Nemai Ghosh photographs Sharmila Tagore at a photo session during ‘Aranyer Din Ratri’
Much later in 2006, he was personally invited to attend an exhibition of Antonioni ‘s paintings in Rome. He had agreed but on the condition that he be allowed to photograph the auteur while he was painting!
Back in Kolkata, he had worked with Ritwik Ghatak in ‘Jukti Takko Aar Gappo’, Mrinal Sen in ‘Interview’ and ‘Calcutta 71’, Goutam Ghose in ‘Paar’ and ‘Antarjali Jatra’. When Roland Joffe came to shoot ‘City of Joy’ in Kolkata, Ghosh clicked the iconic picture of Om Puri, Shabana Azmi and Patrick Swayze on a staircase. Then, there was Mir
Nemai Ghosh photographs a candid moment of Jaya and Amitabh Bachchan
a Nair who had asked him to photograph for four days while shooting ‘The Namesake’.
His been-there-done-that list also includes the exemplary visual essays in ‘The Faces of Indian Art: Through the lens of Nemai Ghosh’, his documentation of Kolkata and his four books with painter
Paresh Maity. A copy of the yet-to-be-release book titled ‘Paresh Maity: A Portrait of the Artist in the World’ had reached Ghosh some days back. “Simplicity was the hallmark of his works,” described Maity, adding, “This book, a visual journey of two artists for 25 years where we travelled across the globe has him taking some 5,000 black and white photos of mine on his analogue camera. He was like a child. Every time I went abroad, he would ask me to get black and white films. There was a child in him. As a mark of respect, I have kept the book on the altar in my puja room.”
A photograph of Paresh Maity that was taken by Nemai Ghosh
Remembering the experience of working with him for the last project, Ina Puri, who had edited and wrote the text for his ‘The Faces of Indian Art: Through the lens of Nemai Ghosh’ covering 50 years of art and 52 artists, said, “Not many know about his brilliant documentation of artists and their work spaces. For the forthcoming book with Paresh Maity, the photographs were his while the text was mine. It isn’t easy to avoid boredom while doing a book with one artiste. But Nemaida’s painted the images with such light and shadow that all of them look so uniquely different.”

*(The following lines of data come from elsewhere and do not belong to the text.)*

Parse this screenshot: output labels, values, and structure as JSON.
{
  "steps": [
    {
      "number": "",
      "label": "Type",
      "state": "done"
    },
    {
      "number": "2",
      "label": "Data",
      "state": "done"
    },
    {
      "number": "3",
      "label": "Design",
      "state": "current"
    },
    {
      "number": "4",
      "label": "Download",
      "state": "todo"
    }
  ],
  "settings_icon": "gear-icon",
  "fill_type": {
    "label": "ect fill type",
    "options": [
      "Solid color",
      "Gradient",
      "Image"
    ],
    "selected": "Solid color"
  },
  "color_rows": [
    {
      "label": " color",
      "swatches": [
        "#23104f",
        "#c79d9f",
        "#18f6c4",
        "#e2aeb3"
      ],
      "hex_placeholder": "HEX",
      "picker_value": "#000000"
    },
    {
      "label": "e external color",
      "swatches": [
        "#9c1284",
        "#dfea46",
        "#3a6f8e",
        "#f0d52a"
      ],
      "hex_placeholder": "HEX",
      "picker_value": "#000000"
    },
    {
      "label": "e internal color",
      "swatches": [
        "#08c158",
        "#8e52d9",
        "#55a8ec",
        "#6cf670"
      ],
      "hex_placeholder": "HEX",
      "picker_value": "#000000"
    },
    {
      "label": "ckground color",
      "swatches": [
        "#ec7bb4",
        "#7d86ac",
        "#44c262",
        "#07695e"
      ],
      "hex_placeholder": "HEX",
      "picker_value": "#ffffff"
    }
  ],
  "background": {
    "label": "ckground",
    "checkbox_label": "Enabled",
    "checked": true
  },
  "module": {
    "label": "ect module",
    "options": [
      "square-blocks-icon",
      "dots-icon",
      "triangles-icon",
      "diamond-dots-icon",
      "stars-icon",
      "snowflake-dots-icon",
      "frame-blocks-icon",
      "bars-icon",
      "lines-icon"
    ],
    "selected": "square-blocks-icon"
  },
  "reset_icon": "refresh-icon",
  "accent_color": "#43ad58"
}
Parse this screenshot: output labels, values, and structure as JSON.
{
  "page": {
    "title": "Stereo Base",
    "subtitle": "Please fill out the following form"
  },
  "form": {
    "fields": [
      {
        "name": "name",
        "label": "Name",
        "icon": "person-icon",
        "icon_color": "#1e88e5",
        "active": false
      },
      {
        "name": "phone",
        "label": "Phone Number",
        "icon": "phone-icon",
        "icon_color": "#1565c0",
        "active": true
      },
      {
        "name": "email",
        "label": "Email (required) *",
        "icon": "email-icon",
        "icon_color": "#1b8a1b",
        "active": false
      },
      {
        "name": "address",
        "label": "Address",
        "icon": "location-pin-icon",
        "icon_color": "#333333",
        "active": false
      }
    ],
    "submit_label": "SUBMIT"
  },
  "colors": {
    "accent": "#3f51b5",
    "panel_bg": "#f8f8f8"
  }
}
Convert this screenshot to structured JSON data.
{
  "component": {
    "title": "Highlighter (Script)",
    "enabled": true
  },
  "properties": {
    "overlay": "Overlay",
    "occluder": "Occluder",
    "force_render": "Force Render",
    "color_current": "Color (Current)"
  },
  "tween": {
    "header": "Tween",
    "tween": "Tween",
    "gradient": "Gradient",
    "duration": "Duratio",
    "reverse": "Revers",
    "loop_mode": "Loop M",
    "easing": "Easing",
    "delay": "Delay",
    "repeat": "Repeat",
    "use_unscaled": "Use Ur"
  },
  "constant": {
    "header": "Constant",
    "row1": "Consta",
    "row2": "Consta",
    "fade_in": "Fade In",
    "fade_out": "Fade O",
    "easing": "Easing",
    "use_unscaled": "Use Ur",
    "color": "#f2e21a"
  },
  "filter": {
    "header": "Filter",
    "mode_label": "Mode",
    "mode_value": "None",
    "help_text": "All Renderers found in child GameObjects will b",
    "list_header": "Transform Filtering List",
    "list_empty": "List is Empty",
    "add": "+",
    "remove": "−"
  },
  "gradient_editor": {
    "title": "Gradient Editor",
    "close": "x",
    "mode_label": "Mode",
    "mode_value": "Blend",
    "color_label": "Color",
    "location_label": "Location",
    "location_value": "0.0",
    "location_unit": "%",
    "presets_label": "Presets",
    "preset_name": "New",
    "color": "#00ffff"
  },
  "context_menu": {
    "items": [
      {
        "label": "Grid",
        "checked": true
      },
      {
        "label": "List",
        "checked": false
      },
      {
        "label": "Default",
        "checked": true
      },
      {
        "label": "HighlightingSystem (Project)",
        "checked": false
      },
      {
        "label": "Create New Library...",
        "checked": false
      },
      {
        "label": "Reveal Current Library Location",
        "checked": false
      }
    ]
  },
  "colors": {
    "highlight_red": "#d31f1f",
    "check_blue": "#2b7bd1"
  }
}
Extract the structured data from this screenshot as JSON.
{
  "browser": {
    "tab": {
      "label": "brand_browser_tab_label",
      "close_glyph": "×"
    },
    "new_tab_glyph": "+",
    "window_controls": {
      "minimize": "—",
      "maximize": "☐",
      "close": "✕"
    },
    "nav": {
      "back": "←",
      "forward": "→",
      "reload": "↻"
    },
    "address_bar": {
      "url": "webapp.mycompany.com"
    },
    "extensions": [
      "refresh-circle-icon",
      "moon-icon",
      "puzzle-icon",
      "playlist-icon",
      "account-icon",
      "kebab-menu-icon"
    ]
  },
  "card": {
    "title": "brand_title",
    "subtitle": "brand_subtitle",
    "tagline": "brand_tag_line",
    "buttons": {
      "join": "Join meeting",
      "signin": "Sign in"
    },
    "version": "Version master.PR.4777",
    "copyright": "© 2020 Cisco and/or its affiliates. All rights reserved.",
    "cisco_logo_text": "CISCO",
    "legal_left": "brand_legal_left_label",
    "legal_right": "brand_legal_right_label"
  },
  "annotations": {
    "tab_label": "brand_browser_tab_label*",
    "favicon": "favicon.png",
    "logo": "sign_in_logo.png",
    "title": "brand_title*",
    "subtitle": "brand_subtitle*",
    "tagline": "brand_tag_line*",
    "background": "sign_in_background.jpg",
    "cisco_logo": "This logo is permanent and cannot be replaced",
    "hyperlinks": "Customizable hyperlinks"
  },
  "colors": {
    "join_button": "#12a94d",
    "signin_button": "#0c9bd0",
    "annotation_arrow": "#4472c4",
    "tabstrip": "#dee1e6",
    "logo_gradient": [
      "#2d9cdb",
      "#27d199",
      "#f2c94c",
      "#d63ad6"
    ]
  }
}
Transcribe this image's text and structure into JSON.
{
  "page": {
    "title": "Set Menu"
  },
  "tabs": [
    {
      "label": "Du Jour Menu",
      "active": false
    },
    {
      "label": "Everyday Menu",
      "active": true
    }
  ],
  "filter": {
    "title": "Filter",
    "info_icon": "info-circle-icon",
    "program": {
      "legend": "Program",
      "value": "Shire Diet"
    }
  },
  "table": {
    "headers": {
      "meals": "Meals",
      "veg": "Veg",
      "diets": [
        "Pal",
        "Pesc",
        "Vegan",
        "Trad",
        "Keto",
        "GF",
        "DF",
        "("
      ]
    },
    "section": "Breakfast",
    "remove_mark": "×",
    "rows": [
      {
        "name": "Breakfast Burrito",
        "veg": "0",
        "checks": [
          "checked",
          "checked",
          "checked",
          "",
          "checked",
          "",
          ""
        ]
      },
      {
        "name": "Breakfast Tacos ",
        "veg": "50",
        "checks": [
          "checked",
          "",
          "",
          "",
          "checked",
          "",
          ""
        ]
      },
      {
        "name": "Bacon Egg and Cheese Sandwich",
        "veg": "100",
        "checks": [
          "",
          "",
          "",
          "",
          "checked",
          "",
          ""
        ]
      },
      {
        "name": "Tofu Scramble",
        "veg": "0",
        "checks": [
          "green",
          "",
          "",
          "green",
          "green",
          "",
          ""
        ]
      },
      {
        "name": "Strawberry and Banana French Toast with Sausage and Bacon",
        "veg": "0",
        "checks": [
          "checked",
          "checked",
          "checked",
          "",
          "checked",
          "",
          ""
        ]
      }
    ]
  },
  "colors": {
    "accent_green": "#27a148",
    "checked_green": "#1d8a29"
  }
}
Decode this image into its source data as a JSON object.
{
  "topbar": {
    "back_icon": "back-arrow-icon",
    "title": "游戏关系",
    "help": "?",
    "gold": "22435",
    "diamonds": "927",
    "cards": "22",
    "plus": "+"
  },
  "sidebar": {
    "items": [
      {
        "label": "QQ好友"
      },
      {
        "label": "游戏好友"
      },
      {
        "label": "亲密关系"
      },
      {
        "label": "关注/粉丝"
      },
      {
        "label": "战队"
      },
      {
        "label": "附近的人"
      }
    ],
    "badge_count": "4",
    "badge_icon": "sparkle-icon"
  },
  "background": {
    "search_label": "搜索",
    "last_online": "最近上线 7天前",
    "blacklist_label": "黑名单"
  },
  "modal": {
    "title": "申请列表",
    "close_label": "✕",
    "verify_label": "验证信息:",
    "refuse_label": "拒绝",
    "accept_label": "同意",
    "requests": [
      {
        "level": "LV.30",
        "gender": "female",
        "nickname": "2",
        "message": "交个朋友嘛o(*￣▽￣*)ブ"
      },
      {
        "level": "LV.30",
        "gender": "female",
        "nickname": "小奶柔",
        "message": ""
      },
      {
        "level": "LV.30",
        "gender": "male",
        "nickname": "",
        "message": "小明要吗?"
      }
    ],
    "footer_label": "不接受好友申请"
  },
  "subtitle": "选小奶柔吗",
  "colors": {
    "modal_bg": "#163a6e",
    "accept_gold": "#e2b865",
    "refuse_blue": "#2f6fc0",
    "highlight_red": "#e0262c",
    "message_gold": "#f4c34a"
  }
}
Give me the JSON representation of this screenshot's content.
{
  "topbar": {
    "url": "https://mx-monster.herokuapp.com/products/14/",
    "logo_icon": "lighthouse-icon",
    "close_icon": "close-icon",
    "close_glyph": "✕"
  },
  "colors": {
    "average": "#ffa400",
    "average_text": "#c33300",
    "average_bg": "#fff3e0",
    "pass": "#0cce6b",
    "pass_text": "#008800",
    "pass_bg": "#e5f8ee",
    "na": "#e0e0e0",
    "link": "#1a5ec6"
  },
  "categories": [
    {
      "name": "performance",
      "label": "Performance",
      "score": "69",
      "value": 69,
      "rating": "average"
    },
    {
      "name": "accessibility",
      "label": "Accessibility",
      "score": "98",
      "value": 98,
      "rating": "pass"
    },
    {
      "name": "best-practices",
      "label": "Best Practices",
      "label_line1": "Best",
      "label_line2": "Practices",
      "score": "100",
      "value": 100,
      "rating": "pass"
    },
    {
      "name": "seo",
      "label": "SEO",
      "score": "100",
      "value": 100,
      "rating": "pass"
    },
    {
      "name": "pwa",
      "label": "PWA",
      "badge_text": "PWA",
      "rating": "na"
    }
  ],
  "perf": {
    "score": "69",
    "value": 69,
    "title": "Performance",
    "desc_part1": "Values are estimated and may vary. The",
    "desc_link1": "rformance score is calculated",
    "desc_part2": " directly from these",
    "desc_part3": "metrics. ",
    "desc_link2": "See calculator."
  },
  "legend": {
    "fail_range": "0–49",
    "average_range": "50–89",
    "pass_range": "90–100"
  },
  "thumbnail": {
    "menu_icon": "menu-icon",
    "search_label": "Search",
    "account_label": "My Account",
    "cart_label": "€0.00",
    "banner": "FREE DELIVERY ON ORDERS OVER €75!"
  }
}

Over so many conversations, Puri felt an infectious “jest for life”. “When I last met him in February, he was still planning to work and bring out his book on Antonioni. Nemaida was a professional to the core. Despite his failing health, he was forever ready to pick up the camera and create magic. You forgot his age when you saw his enthusiasm. For him, the camera bag was ready by the door- you never knew when you had to rush out!” Puri said.
On Wednesday, Ghosh reached for his bag and perhaps returned to the world of Ray. Forever.